Research using artificial search displays has shed light on mechanisms that guide the pigeons' search. These techniques permit more precise control of important variables such as form similarity. In our lab birds peck at designated Click here to view Figure 1 target letters embedded among non-target symbols displayed on a computer screen (See Figure 1). Detection is more efficient, not only for more probable targets, but also when specific cues inform the bird of the forthcoming target's identity. Like humans, pigeons search more rapidly for expected items, and they can use varied types of information to form such expectancies. These associations are acquired in a manner that seems to depart from the usual rules of conditioning.

Chapter Outline & Navigation

I. Introduction

II. Search
Visual search
           Perceptual search
           Memory search

III.  Attention and the Search Image 
Human attention

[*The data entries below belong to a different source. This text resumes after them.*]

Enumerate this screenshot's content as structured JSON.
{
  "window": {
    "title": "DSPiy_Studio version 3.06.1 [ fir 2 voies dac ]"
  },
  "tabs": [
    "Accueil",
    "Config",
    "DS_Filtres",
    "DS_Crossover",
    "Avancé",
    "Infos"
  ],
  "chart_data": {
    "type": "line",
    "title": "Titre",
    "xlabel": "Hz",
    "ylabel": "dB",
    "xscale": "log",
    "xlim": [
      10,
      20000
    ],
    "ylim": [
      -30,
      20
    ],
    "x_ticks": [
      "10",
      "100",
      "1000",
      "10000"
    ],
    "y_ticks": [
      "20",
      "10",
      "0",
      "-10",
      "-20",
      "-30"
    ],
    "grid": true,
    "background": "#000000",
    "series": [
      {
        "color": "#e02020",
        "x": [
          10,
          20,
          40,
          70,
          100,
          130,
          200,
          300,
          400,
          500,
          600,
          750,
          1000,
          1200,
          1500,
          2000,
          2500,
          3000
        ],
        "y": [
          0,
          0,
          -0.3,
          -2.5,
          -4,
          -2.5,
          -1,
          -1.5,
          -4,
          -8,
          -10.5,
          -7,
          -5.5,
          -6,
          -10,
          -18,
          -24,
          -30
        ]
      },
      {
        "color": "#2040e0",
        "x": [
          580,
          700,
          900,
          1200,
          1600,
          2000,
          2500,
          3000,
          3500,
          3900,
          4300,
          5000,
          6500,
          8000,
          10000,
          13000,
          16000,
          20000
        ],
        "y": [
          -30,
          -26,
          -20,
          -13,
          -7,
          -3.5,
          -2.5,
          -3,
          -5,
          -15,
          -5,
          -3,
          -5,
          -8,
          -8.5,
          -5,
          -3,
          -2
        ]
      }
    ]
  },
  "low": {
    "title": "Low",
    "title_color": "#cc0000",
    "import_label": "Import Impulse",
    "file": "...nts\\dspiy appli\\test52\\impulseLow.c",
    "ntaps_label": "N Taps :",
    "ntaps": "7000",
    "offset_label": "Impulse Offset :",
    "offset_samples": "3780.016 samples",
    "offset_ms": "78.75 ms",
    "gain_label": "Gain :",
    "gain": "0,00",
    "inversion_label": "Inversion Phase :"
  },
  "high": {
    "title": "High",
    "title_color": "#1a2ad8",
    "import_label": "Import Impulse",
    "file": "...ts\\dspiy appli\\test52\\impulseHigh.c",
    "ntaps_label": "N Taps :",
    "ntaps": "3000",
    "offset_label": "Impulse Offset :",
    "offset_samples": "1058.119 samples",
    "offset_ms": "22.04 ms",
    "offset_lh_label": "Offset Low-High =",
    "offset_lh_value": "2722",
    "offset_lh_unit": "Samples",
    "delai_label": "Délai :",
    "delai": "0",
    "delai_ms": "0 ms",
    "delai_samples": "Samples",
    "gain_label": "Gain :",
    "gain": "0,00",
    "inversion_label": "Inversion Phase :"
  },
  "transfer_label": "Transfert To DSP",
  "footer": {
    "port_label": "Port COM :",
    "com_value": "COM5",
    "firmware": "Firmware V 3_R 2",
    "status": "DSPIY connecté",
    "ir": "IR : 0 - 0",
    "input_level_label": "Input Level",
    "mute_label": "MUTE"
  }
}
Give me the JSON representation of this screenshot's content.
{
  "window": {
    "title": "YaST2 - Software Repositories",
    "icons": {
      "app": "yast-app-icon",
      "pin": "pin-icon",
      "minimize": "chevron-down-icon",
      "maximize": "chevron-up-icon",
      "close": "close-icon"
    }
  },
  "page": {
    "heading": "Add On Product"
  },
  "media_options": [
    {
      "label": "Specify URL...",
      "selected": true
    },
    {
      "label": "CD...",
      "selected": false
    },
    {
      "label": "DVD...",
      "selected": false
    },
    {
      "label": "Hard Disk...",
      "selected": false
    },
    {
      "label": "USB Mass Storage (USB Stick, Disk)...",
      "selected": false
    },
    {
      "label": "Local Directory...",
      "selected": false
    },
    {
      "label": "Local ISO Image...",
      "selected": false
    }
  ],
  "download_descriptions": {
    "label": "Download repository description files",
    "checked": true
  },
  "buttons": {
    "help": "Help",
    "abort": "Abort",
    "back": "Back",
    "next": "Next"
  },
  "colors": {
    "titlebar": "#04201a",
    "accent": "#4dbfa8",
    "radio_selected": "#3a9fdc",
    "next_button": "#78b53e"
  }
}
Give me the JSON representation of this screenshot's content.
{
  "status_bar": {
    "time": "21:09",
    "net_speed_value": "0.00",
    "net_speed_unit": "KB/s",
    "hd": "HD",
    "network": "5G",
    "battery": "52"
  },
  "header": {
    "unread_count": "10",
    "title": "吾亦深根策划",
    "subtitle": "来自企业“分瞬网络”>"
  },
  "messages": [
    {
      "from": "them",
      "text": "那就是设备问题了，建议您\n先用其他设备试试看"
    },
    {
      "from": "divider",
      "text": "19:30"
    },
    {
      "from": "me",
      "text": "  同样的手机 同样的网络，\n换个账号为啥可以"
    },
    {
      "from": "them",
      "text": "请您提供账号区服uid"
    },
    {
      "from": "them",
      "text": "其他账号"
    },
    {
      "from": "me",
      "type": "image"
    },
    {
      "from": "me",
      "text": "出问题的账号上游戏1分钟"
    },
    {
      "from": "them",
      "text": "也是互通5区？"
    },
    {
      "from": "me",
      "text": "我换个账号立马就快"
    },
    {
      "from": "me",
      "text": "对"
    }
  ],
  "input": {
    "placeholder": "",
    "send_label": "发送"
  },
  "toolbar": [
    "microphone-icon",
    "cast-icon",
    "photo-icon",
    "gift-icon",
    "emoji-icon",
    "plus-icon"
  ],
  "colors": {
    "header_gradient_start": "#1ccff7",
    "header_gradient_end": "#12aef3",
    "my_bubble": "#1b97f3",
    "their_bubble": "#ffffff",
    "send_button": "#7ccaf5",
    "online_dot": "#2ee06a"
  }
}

           Avian attention

IV.  References  

Next section:  Introduction